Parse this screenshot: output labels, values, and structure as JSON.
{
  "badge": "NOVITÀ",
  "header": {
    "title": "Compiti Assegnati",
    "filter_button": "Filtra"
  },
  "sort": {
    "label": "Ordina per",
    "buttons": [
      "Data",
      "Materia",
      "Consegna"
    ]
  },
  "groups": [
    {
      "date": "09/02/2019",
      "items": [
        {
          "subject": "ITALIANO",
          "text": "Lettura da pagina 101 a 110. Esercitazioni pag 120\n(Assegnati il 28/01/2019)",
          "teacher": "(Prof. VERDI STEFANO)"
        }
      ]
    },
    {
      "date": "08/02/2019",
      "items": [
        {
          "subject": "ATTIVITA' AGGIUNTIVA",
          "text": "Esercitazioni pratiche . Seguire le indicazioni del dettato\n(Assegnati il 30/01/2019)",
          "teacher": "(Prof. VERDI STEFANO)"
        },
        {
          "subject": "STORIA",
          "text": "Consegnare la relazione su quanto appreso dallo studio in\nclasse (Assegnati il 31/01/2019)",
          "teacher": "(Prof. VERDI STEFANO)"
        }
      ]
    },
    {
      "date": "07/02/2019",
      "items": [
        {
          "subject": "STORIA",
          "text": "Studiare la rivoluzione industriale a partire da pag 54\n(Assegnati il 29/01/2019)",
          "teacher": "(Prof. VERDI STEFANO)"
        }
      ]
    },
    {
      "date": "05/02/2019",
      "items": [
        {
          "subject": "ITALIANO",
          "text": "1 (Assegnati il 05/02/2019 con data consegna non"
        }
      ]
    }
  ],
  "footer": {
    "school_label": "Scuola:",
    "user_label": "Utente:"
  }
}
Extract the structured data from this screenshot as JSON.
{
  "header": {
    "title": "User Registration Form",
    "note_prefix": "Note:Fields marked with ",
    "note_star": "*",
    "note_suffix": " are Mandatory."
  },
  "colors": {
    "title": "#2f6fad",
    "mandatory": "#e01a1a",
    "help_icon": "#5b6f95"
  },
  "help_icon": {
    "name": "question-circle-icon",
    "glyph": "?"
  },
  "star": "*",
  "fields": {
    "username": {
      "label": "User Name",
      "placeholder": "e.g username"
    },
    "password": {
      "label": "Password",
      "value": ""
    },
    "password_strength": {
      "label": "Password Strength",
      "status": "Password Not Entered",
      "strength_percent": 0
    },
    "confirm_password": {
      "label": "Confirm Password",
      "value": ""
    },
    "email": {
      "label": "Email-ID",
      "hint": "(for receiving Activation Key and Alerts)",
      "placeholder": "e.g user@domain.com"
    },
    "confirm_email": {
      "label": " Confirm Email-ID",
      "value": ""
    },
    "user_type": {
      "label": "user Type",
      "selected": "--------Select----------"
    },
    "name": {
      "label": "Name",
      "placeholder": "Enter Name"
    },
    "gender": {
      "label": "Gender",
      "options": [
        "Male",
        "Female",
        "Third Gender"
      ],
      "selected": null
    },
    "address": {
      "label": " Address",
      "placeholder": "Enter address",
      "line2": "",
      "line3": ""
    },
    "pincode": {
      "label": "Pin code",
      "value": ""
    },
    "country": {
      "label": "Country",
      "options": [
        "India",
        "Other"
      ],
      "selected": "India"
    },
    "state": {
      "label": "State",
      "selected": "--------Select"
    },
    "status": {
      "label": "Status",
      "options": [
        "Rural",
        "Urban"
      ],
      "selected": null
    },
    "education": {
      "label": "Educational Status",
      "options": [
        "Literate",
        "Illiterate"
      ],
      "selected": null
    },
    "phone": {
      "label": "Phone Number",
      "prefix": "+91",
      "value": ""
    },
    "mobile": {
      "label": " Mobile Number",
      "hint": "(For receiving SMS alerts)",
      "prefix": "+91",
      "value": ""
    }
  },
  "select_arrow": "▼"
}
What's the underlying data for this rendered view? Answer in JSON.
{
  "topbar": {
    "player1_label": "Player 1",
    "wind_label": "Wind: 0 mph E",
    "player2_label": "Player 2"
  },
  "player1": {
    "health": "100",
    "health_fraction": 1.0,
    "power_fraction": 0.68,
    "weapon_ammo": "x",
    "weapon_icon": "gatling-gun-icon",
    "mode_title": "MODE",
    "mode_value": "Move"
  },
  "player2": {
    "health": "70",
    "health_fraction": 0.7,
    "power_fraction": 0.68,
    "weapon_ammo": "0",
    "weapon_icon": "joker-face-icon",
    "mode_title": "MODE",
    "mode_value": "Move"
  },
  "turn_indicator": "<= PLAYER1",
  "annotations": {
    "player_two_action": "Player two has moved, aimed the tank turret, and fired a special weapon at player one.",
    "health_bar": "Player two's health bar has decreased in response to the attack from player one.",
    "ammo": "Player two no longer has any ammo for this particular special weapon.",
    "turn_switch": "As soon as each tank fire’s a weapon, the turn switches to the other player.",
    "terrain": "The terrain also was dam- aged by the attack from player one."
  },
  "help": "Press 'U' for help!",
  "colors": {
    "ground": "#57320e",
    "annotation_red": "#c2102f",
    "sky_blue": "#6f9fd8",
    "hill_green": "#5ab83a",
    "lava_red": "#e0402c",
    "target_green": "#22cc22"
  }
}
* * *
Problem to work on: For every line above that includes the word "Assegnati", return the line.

Output for this task:
    "title": "Compiti Assegnati",
          "text": "Lettura da pagina 101 a 110. Esercitazioni pag 120\n(Assegnati il 28/01/2019)",
          "text": "Esercitazioni pratiche . Seguire le indicazioni del dettato\n(Assegnati il 30/01/2019)",
          "text": "Consegnare la relazione su quanto appreso dallo studio in\nclasse (Assegnati il 31/01/2019)",
          "text": "Studiare la rivoluzione industriale a partire da pag 54\n(Assegnati il 29/01/2019)",
          "text": "1 (Assegnati il 05/02/2019 con data consegna non"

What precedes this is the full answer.